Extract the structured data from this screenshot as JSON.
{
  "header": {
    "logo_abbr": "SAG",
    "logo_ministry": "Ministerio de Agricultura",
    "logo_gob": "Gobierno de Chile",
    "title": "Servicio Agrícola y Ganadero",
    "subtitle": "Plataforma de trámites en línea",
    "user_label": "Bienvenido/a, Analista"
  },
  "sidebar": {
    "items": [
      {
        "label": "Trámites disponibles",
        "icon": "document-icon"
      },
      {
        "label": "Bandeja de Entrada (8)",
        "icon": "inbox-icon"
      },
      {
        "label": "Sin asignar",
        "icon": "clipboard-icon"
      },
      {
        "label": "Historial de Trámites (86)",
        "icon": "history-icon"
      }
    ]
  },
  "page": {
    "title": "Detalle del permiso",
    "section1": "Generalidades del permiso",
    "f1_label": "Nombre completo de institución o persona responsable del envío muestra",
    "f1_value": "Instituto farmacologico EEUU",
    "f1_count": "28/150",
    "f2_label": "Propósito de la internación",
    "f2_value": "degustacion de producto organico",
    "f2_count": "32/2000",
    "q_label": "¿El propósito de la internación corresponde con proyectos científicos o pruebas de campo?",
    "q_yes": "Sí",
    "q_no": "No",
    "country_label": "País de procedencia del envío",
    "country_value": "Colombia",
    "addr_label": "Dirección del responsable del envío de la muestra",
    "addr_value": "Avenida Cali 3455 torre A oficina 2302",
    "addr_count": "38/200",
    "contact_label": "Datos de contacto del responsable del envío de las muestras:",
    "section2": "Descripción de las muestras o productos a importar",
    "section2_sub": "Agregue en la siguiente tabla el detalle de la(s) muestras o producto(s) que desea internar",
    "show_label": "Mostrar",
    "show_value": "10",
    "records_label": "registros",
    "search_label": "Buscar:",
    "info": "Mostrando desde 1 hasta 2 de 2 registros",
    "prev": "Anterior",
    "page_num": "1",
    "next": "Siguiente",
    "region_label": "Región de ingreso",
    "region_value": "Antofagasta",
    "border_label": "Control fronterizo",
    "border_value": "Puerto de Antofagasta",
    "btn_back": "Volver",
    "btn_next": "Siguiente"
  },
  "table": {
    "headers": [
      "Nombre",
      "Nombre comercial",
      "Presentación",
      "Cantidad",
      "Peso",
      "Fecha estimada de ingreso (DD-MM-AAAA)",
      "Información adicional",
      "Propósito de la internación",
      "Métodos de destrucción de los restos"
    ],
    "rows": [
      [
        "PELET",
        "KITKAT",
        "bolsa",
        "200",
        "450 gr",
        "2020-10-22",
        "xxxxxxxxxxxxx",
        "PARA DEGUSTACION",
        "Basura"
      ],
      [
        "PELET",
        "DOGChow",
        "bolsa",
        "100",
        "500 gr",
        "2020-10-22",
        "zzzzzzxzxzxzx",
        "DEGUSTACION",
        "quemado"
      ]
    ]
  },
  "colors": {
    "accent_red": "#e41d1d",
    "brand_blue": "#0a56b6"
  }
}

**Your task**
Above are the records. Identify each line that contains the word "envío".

**Exercise response**
    "f1_label": "Nombre completo de institución o persona responsable del envío muestra",
    "country_label": "País de procedencia del envío",
    "addr_label": "Dirección del responsable del envío de la muestra",
    "contact_label": "Datos de contacto del responsable del envío de las muestras:",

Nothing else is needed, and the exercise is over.